Directions:
Return the full listing, keeping every line exactly as it is.

The input:
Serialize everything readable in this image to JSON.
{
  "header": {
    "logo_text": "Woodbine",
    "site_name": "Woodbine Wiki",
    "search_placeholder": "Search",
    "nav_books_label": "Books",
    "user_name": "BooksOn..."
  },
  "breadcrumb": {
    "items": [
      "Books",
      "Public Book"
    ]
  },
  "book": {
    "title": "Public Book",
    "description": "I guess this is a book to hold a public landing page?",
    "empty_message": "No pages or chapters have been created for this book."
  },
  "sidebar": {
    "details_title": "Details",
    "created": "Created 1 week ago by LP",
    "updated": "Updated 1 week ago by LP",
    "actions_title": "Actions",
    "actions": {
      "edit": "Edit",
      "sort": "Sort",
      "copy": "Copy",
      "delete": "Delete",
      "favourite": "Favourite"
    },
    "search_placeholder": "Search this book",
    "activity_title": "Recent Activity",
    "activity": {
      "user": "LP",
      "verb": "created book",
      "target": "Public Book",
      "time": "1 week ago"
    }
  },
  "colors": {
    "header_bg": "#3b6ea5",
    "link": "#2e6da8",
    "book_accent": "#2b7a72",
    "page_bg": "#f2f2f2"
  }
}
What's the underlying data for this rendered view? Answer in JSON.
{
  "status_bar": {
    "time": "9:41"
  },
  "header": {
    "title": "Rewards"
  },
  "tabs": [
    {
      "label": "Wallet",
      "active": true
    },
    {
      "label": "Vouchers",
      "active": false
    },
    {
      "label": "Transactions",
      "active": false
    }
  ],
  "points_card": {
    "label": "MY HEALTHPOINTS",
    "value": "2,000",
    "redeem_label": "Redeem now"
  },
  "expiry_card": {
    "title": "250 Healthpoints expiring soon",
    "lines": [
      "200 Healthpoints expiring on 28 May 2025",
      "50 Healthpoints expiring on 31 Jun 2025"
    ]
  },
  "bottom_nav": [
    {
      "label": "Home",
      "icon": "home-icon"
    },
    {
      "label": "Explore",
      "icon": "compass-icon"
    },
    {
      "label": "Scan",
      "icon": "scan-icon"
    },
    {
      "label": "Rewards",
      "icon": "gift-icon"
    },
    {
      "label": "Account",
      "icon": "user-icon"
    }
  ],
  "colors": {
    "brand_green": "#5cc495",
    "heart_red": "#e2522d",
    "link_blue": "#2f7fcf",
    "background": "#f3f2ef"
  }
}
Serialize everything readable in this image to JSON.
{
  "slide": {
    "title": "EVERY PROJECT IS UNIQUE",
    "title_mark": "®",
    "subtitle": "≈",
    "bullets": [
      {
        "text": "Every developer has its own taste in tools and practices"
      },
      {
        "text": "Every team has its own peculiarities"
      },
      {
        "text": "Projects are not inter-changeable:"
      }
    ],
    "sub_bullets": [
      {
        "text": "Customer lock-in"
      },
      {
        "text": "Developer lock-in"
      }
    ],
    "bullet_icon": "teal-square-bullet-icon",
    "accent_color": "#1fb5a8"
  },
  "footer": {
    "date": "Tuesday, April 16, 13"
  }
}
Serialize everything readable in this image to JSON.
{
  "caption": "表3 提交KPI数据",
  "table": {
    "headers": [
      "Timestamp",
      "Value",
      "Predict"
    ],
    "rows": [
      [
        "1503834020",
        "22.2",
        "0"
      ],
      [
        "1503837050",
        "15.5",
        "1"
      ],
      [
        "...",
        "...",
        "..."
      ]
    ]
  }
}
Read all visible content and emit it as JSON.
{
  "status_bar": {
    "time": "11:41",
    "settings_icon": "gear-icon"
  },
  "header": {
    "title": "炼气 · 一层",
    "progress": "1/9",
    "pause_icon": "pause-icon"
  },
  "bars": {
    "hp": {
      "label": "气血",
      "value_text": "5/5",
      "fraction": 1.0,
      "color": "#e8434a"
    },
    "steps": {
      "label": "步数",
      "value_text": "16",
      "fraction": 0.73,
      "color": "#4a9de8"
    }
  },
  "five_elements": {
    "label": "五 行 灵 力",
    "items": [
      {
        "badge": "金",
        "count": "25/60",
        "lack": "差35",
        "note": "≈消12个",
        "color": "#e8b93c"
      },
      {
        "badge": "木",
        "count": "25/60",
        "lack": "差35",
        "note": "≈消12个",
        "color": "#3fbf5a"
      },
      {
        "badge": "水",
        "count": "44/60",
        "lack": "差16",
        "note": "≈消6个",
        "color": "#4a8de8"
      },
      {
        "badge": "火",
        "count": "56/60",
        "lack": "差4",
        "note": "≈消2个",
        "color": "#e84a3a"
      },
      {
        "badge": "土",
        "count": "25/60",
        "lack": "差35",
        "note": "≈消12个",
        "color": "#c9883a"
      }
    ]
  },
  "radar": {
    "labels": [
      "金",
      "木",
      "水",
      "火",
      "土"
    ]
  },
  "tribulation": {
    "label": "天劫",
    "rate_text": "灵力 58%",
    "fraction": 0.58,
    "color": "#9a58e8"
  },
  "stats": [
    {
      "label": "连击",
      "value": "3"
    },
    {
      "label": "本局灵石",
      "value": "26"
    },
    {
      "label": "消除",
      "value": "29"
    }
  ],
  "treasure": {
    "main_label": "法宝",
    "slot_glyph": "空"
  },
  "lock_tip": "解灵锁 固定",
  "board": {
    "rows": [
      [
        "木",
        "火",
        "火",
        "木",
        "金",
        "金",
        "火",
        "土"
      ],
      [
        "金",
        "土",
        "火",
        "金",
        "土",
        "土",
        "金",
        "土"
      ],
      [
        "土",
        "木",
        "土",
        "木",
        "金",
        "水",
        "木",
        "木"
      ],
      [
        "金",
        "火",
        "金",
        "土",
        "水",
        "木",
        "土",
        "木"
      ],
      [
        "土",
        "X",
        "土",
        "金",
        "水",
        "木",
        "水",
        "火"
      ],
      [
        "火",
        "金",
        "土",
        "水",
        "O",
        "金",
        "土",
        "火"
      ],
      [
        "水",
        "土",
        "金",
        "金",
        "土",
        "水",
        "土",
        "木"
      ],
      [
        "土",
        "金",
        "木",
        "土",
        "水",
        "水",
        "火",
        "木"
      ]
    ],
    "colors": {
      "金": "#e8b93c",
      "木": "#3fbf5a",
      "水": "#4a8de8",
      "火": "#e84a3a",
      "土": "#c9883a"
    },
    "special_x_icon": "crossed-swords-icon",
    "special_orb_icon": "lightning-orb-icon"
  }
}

Answer space:
Serialize everything readable in this image to JSON.
{
  "header": {
    "logo_text": "Woodbine",
    "site_name": "Woodbine Wiki",
    "search_placeholder": "Search",
    "nav_books_label": "Books",
    "user_name": "BooksOn..."
  },
  "breadcrumb": {
    "items": [
      "Books",
      "Public Book"
    ]
  },
  "book": {
    "title": "Public Book",
    "description": "I guess this is a book to hold a public landing page?",
    "empty_message": "No pages or chapters have been created for this book."
  },
  "sidebar": {
    "details_title": "Details",
    "created": "Created 1 week ago by LP",
    "updated": "Updated 1 week ago by LP",
    "actions_title": "Actions",
    "actions": {
      "edit": "Edit",
      "sort": "Sort",
      "copy": "Copy",
      "delete": "Delete",
      "favourite": "Favourite"
    },
    "search_placeholder": "Search this book",
    "activity_title": "Recent Activity",
    "activity": {
      "user": "LP",
      "verb": "created book",
      "target": "Public Book",
      "time": "1 week ago"
    }
  },
  "colors": {
    "header_bg": "#3b6ea5",
    "link": "#2e6da8",
    "book_accent": "#2b7a72",
    "page_bg": "#f2f2f2"
  }
}
What's the underlying data for this rendered view? Answer in JSON.
{
  "status_bar": {
    "time": "9:41"
  },
  "header": {
    "title": "Rewards"
  },
  "tabs": [
    {
      "label": "Wallet",
      "active": true
    },
    {
      "label": "Vouchers",
      "active": false
    },
    {
      "label": "Transactions",
      "active": false
    }
  ],
  "points_card": {
    "label": "MY HEALTHPOINTS",
    "value": "2,000",
    "redeem_label": "Redeem now"
  },
  "expiry_card": {
    "title": "250 Healthpoints expiring soon",
    "lines": [
      "200 Healthpoints expiring on 28 May 2025",
      "50 Healthpoints expiring on 31 Jun 2025"
    ]
  },
  "bottom_nav": [
    {
      "label": "Home",
      "icon": "home-icon"
    },
    {
      "label": "Explore",
      "icon": "compass-icon"
    },
    {
      "label": "Scan",
      "icon": "scan-icon"
    },
    {
      "label": "Rewards",
      "icon": "gift-icon"
    },
    {
      "label": "Account",
      "icon": "user-icon"
    }
  ],
  "colors": {
    "brand_green": "#5cc495",
    "heart_red": "#e2522d",
    "link_blue": "#2f7fcf",
    "background": "#f3f2ef"
  }
}
Serialize everything readable in this image to JSON.
{
  "slide": {
    "title": "EVERY PROJECT IS UNIQUE",
    "title_mark": "®",
    "subtitle": "≈",
    "bullets": [
      {
        "text": "Every developer has its own taste in tools and practices"
      },
      {
        "text": "Every team has its own peculiarities"
      },
      {
        "text": "Projects are not inter-changeable:"
      }
    ],
    "sub_bullets": [
      {
        "text": "Customer lock-in"
      },
      {
        "text": "Developer lock-in"
      }
    ],
    "bullet_icon": "teal-square-bullet-icon",
    "accent_color": "#1fb5a8"
  },
  "footer": {
    "date": "Tuesday, April 16, 13"
  }
}
Serialize everything readable in this image to JSON.
{
  "caption": "表3 提交KPI数据",
  "table": {
    "headers": [
      "Timestamp",
      "Value",
      "Predict"
    ],
    "rows": [
      [
        "1503834020",
        "22.2",
        "0"
      ],
      [
        "1503837050",
        "15.5",
        "1"
      ],
      [
        "...",
        "...",
        "..."
      ]
    ]
  }
}
Read all visible content and emit it as JSON.
{
  "status_bar": {
    "time": "11:41",
    "settings_icon": "gear-icon"
  },
  "header": {
    "title": "炼气 · 一层",
    "progress": "1/9",
    "pause_icon": "pause-icon"
  },
  "bars": {
    "hp": {
      "label": "气血",
      "value_text": "5/5",
      "fraction": 1.0,
      "color": "#e8434a"
    },
    "steps": {
      "label": "步数",
      "value_text": "16",
      "fraction": 0.73,
      "color": "#4a9de8"
    }
  },
  "five_elements": {
    "label": "五 行 灵 力",
    "items": [
      {
        "badge": "金",
        "count": "25/60",
        "lack": "差35",
        "note": "≈消12个",
        "color": "#e8b93c"
      },
      {
        "badge": "木",
        "count": "25/60",
        "lack": "差35",
        "note": "≈消12个",
        "color": "#3fbf5a"
      },
      {
        "badge": "水",
        "count": "44/60",
        "lack": "差16",
        "note": "≈消6个",
        "color": "#4a8de8"
      },
      {
        "badge": "火",
        "count": "56/60",
        "lack": "差4",
        "note": "≈消2个",
        "color": "#e84a3a"
      },
      {
        "badge": "土",
        "count": "25/60",
        "lack": "差35",
        "note": "≈消12个",
        "color": "#c9883a"
      }
    ]
  },
  "radar": {
    "labels": [
      "金",
      "木",
      "水",
      "火",
      "土"
    ]
  },
  "tribulation": {
    "label": "天劫",
    "rate_text": "灵力 58%",
    "fraction": 0.58,
    "color": "#9a58e8"
  },
  "stats": [
    {
      "label": "连击",
      "value": "3"
    },
    {
      "label": "本局灵石",
      "value": "26"
    },
    {
      "label": "消除",
      "value": "29"
    }
  ],
  "treasure": {
    "main_label": "法宝",
    "slot_glyph": "空"
  },
  "lock_tip": "解灵锁 固定",
  "board": {
    "rows": [
      [
        "木",
        "火",
        "火",
        "木",
        "金",
        "金",
        "火",
        "土"
      ],
      [
        "金",
        "土",
        "火",
        "金",
        "土",
        "土",
        "金",
        "土"
      ],
      [
        "土",
        "木",
        "土",
        "木",
        "金",
        "水",
        "木",
        "木"
      ],
      [
        "金",
        "火",
        "金",
        "土",
        "水",
        "木",
        "土",
        "木"
      ],
      [
        "土",
        "X",
        "土",
        "金",
        "水",
        "木",
        "水",
        "火"
      ],
      [
        "火",
        "金",
        "土",
        "水",
        "O",
        "金",
        "土",
        "火"
      ],
      [
        "水",
        "土",
        "金",
        "金",
        "土",
        "水",
        "土",
        "木"
      ],
      [
        "土",
        "金",
        "木",
        "土",
        "水",
        "水",
        "火",
        "木"
      ]
    ],
    "colors": {
      "金": "#e8b93c",
      "木": "#3fbf5a",
      "水": "#4a8de8",
      "火": "#e84a3a",
      "土": "#c9883a"
    },
    "special_x_icon": "crossed-swords-icon",
    "special_orb_icon": "lightning-orb-icon"
  }
}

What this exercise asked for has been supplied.